:: Activity ::
Verbatim output of the full listing is required.

-----

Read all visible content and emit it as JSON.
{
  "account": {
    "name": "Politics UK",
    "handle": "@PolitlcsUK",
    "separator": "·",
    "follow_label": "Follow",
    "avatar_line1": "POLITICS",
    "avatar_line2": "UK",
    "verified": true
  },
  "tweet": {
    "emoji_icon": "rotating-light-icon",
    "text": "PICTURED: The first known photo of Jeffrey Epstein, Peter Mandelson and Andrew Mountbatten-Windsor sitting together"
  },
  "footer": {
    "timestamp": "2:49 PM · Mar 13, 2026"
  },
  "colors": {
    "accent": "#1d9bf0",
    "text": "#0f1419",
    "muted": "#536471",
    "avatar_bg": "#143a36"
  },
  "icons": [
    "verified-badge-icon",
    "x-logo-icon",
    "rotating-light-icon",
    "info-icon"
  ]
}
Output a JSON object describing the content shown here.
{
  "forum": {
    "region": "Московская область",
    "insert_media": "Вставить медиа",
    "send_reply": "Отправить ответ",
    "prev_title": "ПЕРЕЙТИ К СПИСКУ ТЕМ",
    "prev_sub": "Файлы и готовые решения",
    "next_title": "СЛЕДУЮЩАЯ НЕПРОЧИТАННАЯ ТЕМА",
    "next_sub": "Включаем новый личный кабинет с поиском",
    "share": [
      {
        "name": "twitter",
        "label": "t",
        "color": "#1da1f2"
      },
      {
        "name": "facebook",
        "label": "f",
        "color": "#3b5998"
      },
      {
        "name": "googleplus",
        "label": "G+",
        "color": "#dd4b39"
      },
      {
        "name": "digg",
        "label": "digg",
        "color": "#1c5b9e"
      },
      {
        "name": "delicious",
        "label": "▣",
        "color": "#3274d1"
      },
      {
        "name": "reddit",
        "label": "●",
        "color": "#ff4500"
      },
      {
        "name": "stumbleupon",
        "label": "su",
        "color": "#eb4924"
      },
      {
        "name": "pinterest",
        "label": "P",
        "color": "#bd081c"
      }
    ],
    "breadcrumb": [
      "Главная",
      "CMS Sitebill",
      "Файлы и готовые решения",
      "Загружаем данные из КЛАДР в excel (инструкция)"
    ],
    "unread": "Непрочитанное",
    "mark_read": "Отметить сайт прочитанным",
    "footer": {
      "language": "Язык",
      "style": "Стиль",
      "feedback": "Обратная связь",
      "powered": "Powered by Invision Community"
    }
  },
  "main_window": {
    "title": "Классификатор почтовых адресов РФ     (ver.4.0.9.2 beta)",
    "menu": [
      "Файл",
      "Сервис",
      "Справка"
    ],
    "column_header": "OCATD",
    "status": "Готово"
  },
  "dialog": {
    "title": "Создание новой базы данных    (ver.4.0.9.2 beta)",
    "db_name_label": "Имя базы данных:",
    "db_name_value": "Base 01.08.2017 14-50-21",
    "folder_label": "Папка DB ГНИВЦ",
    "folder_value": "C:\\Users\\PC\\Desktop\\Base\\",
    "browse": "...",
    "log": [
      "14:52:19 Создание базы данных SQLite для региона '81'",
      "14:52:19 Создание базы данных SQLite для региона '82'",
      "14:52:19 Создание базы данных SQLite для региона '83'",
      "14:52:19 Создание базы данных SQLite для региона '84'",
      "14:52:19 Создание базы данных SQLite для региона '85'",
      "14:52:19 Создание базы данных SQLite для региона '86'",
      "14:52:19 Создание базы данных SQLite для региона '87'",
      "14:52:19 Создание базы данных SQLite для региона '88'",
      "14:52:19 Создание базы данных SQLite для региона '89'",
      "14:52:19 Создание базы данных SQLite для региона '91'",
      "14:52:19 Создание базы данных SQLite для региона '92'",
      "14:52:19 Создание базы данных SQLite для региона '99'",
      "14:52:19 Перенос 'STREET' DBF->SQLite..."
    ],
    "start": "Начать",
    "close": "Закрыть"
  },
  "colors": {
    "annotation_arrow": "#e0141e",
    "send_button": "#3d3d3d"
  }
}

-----

:: Exercise result ::
Read all visible content and emit it as JSON.
{
  "account": {
    "name": "Politics UK",
    "handle": "@PolitlcsUK",
    "separator": "·",
    "follow_label": "Follow",
    "avatar_line1": "POLITICS",
    "avatar_line2": "UK",
    "verified": true
  },
  "tweet": {
    "emoji_icon": "rotating-light-icon",
    "text": "PICTURED: The first known photo of Jeffrey Epstein, Peter Mandelson and Andrew Mountbatten-Windsor sitting together"
  },
  "footer": {
    "timestamp": "2:49 PM · Mar 13, 2026"
  },
  "colors": {
    "accent": "#1d9bf0",
    "text": "#0f1419",
    "muted": "#536471",
    "avatar_bg": "#143a36"
  },
  "icons": [
    "verified-badge-icon",
    "x-logo-icon",
    "rotating-light-icon",
    "info-icon"
  ]
}
Output a JSON object describing the content shown here.
{
  "forum": {
    "region": "Московская область",
    "insert_media": "Вставить медиа",
    "send_reply": "Отправить ответ",
    "prev_title": "ПЕРЕЙТИ К СПИСКУ ТЕМ",
    "prev_sub": "Файлы и готовые решения",
    "next_title": "СЛЕДУЮЩАЯ НЕПРОЧИТАННАЯ ТЕМА",
    "next_sub": "Включаем новый личный кабинет с поиском",
    "share": [
      {
        "name": "twitter",
        "label": "t",
        "color": "#1da1f2"
      },
      {
        "name": "facebook",
        "label": "f",
        "color": "#3b5998"
      },
      {
        "name": "googleplus",
        "label": "G+",
        "color": "#dd4b39"
      },
      {
        "name": "digg",
        "label": "digg",
        "color": "#1c5b9e"
      },
      {
        "name": "delicious",
        "label": "▣",
        "color": "#3274d1"
      },
      {
        "name": "reddit",
        "label": "●",
        "color": "#ff4500"
      },
      {
        "name": "stumbleupon",
        "label": "su",
        "color": "#eb4924"
      },
      {
        "name": "pinterest",
        "label": "P",
        "color": "#bd081c"
      }
    ],
    "breadcrumb": [
      "Главная",
      "CMS Sitebill",
      "Файлы и готовые решения",
      "Загружаем данные из КЛАДР в excel (инструкция)"
    ],
    "unread": "Непрочитанное",
    "mark_read": "Отметить сайт прочитанным",
    "footer": {
      "language": "Язык",
      "style": "Стиль",
      "feedback": "Обратная связь",
      "powered": "Powered by Invision Community"
    }
  },
  "main_window": {
    "title": "Классификатор почтовых адресов РФ     (ver.4.0.9.2 beta)",
    "menu": [
      "Файл",
      "Сервис",
      "Справка"
    ],
    "column_header": "OCATD",
    "status": "Готово"
  },
  "dialog": {
    "title": "Создание новой базы данных    (ver.4.0.9.2 beta)",
    "db_name_label": "Имя базы данных:",
    "db_name_value": "Base 01.08.2017 14-50-21",
    "folder_label": "Папка DB ГНИВЦ",
    "folder_value": "C:\\Users\\PC\\Desktop\\Base\\",
    "browse": "...",
    "log": [
      "14:52:19 Создание базы данных SQLite для региона '81'",
      "14:52:19 Создание базы данных SQLite для региона '82'",
      "14:52:19 Создание базы данных SQLite для региона '83'",
      "14:52:19 Создание базы данных SQLite для региона '84'",
      "14:52:19 Создание базы данных SQLite для региона '85'",
      "14:52:19 Создание базы данных SQLite для региона '86'",
      "14:52:19 Создание базы данных SQLite для региона '87'",
      "14:52:19 Создание базы данных SQLite для региона '88'",
      "14:52:19 Создание базы данных SQLite для региона '89'",
      "14:52:19 Создание базы данных SQLite для региона '91'",
      "14:52:19 Создание базы данных SQLite для региона '92'",
      "14:52:19 Создание базы данных SQLite для региона '99'",
      "14:52:19 Перенос 'STREET' DBF->SQLite..."
    ],
    "start": "Начать",
    "close": "Закрыть"
  },
  "colors": {
    "annotation_arrow": "#e0141e",
    "send_button": "#3d3d3d"
  }
}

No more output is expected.